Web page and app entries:
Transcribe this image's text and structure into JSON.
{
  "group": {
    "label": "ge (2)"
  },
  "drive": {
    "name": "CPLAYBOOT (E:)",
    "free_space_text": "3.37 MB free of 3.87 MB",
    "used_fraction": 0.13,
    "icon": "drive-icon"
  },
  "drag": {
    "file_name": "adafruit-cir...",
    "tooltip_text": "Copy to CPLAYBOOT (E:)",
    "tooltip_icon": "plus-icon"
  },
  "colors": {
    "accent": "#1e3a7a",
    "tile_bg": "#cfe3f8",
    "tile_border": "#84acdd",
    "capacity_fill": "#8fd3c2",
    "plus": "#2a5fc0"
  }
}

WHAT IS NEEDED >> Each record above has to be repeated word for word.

EXERCISE RESPONSE >>
Transcribe this image's text and structure into JSON.
{
  "group": {
    "label": "ge (2)"
  },
  "drive": {
    "name": "CPLAYBOOT (E:)",
    "free_space_text": "3.37 MB free of 3.87 MB",
    "used_fraction": 0.13,
    "icon": "drive-icon"
  },
  "drag": {
    "file_name": "adafruit-cir...",
    "tooltip_text": "Copy to CPLAYBOOT (E:)",
    "tooltip_icon": "plus-icon"
  },
  "colors": {
    "accent": "#1e3a7a",
    "tile_bg": "#cfe3f8",
    "tile_border": "#84acdd",
    "capacity_fill": "#8fd3c2",
    "plus": "#2a5fc0"
  }
}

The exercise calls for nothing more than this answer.